Work required:
Across the listing below, state how many lines hold the string "structured"; write nothing but that number.

Data shown:
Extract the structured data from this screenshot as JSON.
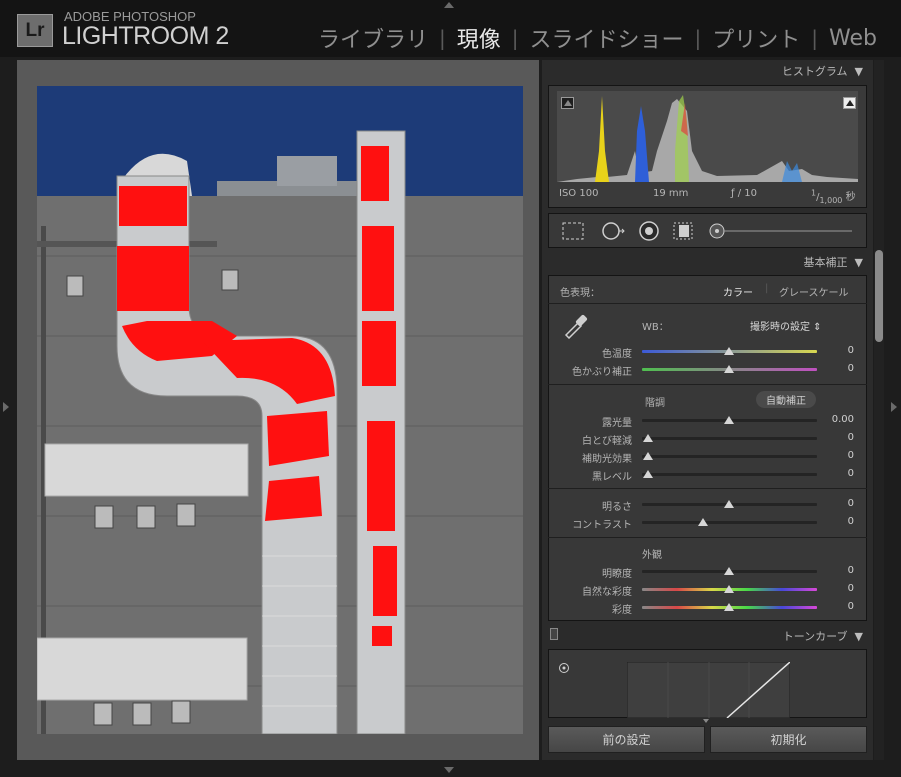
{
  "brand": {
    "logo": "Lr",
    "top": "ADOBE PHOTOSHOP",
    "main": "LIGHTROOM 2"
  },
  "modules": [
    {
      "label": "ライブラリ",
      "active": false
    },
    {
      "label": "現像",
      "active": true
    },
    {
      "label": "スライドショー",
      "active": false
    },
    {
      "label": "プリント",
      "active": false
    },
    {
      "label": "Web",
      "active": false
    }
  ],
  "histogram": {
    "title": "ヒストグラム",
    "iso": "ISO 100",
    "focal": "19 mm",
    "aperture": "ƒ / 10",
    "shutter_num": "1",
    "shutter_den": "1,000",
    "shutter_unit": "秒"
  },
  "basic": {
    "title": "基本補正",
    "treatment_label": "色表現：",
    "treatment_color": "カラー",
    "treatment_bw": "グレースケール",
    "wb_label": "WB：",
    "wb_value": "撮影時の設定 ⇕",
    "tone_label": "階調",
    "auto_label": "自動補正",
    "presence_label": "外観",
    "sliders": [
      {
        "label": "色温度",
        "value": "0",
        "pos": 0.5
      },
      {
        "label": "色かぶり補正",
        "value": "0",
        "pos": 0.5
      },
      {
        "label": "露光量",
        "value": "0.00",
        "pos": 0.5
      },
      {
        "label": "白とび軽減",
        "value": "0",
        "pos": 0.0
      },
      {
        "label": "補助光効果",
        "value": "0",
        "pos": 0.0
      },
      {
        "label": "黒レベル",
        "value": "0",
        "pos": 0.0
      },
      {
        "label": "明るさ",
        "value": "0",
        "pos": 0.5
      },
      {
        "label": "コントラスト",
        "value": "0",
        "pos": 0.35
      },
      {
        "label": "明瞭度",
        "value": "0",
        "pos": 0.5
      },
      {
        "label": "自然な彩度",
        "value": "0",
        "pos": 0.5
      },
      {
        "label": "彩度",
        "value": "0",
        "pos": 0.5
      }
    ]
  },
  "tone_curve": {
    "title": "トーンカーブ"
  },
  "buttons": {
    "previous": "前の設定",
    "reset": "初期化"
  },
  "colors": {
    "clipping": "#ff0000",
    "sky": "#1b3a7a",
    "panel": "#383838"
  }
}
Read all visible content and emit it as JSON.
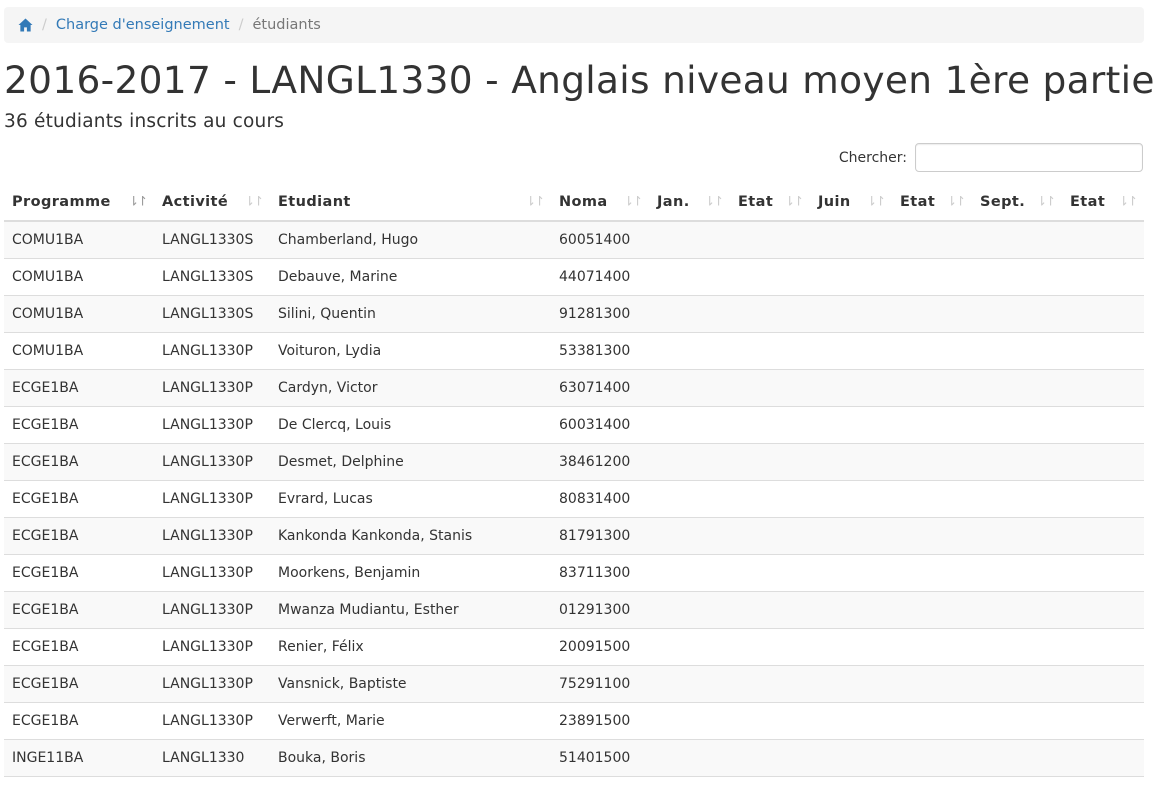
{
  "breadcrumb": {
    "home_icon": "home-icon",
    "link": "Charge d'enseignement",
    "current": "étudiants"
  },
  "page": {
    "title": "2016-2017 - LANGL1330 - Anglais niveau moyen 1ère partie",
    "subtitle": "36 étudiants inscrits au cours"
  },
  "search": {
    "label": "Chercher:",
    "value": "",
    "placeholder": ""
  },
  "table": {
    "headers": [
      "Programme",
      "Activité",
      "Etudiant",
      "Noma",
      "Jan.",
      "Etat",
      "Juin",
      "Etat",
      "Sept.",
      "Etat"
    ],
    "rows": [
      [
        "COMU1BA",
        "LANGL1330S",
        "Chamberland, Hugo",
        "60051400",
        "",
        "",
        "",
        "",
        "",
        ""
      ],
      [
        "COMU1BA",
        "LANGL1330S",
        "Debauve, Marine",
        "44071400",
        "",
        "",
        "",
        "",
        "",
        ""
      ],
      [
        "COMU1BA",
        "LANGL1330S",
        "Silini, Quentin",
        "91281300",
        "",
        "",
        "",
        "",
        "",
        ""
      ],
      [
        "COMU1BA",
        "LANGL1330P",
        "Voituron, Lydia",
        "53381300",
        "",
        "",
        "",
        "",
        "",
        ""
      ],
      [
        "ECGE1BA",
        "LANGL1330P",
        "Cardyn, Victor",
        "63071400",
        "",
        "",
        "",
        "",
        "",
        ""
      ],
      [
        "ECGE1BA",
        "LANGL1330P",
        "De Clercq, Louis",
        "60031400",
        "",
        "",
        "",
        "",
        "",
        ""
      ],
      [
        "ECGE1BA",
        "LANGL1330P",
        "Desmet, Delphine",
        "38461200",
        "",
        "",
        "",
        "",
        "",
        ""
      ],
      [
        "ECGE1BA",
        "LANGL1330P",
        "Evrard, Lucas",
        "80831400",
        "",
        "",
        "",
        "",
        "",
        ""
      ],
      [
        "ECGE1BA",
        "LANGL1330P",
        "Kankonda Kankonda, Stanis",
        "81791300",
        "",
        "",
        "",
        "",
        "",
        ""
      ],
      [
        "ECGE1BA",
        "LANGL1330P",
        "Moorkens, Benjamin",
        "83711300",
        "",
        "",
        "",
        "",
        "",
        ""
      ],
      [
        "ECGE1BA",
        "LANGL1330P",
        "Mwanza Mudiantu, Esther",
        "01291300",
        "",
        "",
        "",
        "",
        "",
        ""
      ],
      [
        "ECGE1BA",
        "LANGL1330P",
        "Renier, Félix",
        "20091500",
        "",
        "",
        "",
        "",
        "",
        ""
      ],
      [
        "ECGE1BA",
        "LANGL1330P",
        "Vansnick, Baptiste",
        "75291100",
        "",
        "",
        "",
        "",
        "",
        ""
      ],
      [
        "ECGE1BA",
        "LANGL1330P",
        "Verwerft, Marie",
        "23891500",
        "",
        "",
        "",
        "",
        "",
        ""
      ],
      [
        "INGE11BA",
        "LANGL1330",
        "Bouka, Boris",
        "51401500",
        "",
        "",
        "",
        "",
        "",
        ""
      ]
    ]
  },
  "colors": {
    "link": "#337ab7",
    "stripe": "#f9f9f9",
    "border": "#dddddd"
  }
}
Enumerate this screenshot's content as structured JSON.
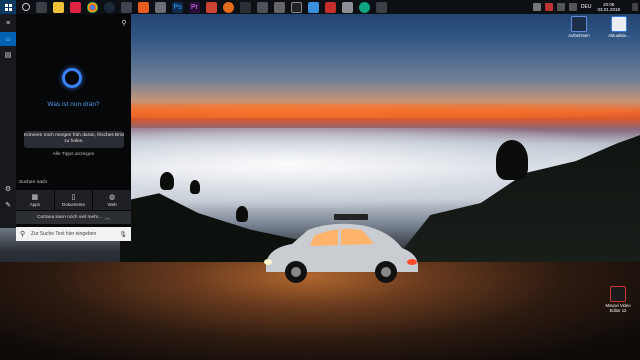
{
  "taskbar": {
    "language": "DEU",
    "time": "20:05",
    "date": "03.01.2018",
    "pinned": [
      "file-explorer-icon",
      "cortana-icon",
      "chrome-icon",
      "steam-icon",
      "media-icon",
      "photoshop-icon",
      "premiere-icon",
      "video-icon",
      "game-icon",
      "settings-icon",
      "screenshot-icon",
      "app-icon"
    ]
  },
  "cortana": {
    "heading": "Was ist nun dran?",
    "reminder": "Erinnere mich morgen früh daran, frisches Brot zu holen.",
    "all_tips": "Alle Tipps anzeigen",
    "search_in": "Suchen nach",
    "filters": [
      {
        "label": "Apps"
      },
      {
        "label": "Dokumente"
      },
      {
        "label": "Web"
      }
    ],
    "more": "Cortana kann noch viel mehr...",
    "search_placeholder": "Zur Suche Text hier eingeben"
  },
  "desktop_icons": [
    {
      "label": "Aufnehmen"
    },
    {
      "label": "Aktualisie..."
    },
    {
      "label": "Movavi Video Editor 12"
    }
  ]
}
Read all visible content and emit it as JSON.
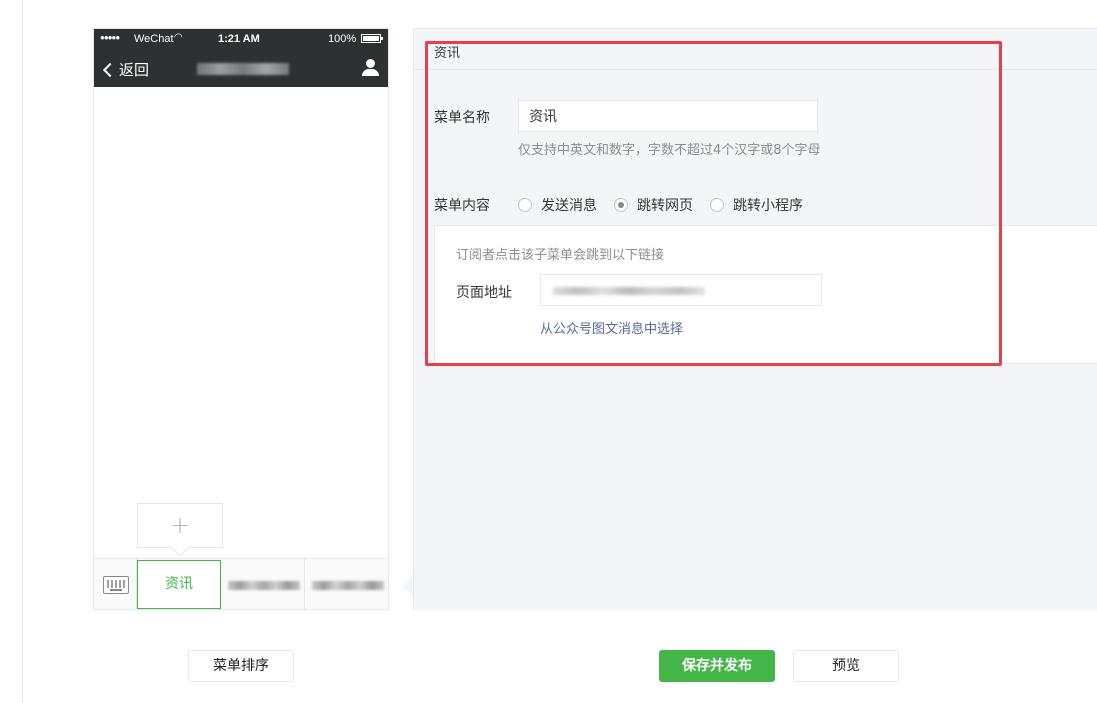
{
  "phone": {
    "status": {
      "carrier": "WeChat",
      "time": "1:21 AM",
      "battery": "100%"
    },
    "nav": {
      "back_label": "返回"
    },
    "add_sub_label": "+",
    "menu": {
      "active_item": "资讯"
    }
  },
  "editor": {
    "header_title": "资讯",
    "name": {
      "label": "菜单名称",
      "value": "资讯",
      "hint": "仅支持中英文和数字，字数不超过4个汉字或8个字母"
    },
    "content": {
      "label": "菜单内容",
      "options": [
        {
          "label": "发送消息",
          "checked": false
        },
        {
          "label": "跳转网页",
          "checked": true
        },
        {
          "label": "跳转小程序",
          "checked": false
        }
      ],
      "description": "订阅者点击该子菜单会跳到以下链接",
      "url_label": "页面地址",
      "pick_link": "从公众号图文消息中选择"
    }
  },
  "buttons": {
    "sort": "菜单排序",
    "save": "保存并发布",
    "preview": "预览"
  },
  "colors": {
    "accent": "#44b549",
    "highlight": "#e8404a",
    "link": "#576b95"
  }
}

Exercise result:
2